Poker is a card game played on a regular basis by large numbers of people. The basic objective of the game is to make the best possible hand. The winner of the game is determined by whoever has the highest hand after the last round of betting.
There are many variations of poker. Most games involve five or more players and a central pot.
The first round of cards is dealt, and each player takes turns making a bet or raise. The betting rounds take place in clockwise order. If someone bets or raises a certain amount, it’s called “calling.” After each round, the cards are turned face up.
If you think a hand is too weak to compete with other hands, you can fold it. This allows you to keep your money in the pot and prevent other players from betting. However, this also means you are losing any money you have bet so far.
A player’s decision to fold a hand or to stay in the game depends on many factors, including the strength of their opponents’ hands, the position they are in at the table and their own strategy. It is therefore important to develop the ability to read other players.
In addition, a successful poker player must commit to smart game selection and to playing at the right limits. They must also be disciplined and persevering enough to not get bored during the games, as this will cause them to lose focus.
Some of the most common mistakes beginners make are:
Mistake #1: Playing Too Many Weak Hands and Starting Hands
Beginner poker players often play too many weak and starting hands, which can be very costly. These types of hands can often lead to a losing streak and may be difficult to recover from.
One way to improve your win rate is to play more strong value hands. These are hands like full houses, flushes, straights and two pairs.
When playing stronger hands, don’t slow-play them, as this will usually backfire. This can be a mistake because it will encourage other players to play more aggressively, which is counterproductive.
Mistake #2: Not Reading Your Opponents

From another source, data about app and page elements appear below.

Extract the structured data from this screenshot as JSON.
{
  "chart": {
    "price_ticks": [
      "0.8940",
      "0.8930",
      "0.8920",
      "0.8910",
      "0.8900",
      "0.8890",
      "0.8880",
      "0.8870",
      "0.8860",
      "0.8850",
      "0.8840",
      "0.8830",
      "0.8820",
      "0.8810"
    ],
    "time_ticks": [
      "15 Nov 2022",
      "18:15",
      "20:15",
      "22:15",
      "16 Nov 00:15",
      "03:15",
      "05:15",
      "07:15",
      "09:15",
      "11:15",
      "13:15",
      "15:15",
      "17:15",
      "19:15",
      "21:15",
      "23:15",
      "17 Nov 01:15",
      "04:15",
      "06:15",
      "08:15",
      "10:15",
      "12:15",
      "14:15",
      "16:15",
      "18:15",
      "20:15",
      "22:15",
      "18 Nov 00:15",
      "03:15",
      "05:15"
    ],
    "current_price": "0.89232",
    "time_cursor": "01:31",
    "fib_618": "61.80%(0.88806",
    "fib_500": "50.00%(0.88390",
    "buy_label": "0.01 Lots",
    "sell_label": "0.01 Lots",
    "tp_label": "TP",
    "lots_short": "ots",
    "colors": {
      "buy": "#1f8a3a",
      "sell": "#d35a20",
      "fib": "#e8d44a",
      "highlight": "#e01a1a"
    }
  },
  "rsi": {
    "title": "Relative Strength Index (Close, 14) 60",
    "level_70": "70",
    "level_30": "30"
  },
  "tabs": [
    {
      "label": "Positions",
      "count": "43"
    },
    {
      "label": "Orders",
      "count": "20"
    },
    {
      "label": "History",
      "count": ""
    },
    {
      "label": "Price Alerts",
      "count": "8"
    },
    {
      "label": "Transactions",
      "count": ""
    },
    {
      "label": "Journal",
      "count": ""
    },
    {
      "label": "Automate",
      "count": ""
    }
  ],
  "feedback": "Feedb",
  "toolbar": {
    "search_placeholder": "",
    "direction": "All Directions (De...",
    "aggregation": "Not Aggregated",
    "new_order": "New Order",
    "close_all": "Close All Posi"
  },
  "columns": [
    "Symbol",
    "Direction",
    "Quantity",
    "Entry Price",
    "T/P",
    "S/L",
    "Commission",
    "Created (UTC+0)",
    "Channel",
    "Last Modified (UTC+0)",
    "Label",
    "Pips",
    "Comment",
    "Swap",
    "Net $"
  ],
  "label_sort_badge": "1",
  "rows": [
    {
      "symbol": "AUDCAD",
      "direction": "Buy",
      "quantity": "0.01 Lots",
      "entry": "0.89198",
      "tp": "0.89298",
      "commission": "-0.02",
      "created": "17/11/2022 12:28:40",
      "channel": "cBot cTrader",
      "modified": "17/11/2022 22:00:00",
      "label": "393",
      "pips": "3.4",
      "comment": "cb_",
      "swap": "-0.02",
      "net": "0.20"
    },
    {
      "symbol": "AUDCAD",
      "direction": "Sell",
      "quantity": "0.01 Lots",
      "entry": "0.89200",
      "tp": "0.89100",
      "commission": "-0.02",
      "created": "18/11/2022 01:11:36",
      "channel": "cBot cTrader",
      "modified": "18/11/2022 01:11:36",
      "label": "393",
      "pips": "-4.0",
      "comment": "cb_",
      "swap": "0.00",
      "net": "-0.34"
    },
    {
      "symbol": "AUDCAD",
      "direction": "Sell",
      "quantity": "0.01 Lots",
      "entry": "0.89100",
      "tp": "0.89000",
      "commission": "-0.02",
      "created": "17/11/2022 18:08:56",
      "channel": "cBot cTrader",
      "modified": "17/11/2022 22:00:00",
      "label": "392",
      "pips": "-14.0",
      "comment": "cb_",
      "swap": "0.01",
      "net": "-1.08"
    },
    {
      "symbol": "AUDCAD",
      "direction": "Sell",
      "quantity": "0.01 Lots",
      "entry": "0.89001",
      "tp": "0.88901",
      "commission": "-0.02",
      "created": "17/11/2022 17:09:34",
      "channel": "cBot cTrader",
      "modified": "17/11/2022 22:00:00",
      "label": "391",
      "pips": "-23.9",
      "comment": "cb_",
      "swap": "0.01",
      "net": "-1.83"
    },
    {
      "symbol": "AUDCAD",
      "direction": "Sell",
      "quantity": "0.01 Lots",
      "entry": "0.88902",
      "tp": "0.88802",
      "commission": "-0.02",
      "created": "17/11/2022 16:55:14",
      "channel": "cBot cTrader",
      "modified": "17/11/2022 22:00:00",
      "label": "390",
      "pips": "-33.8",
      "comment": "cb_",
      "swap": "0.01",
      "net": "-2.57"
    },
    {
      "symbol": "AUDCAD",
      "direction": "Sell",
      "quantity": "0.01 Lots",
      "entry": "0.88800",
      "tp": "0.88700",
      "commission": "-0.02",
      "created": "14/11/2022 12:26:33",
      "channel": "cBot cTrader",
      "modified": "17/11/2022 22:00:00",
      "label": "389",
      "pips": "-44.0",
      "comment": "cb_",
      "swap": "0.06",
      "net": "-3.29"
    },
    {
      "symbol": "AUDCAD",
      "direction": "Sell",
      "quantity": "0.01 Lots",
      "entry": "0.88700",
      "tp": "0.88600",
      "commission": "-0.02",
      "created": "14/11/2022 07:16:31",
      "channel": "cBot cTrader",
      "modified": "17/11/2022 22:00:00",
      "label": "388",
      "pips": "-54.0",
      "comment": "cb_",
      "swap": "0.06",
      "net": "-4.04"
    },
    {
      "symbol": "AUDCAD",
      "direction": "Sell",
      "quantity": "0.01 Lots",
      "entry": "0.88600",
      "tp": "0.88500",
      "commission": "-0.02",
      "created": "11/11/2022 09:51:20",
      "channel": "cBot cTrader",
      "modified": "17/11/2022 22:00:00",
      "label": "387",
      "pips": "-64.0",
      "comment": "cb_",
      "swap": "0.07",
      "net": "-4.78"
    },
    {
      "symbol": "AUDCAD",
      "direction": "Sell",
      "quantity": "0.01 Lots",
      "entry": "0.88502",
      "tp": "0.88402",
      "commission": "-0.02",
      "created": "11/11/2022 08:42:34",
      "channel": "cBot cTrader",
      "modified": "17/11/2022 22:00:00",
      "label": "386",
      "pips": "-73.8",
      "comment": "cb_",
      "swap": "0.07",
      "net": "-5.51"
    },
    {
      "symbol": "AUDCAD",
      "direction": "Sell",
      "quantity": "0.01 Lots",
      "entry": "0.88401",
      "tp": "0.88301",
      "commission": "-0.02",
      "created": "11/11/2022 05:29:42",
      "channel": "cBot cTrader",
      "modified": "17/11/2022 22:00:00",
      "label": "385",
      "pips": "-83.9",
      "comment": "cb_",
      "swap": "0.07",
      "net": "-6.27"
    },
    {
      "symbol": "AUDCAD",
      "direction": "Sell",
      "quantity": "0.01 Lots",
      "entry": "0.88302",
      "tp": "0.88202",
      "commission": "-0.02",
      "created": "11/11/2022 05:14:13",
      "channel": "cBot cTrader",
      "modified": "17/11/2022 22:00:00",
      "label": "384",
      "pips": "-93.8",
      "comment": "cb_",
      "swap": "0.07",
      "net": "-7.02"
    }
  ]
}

Most beginners are not very good at reading their opponents’ hands, but this is a skill that can be developed. A good poker player must be able to identify and understand a range of different tells from the way their opponents hold their chips and cards, as well as their body language and facial expressions.
Developing these skills will enable you to win more money in the long run.
Mistake #3: Not Having a Lot of Experience
It’s important to have plenty of experience before you start playing poker for real money. Most professional poker players are very experienced, so you don’t want to be too young or inexperienced at the game.
Having a lot of experience in the game can help you avoid some of the most common mistakes, which will increase your winnings and your bankroll. It will also allow you to have smaller swings and win more frequently in better games.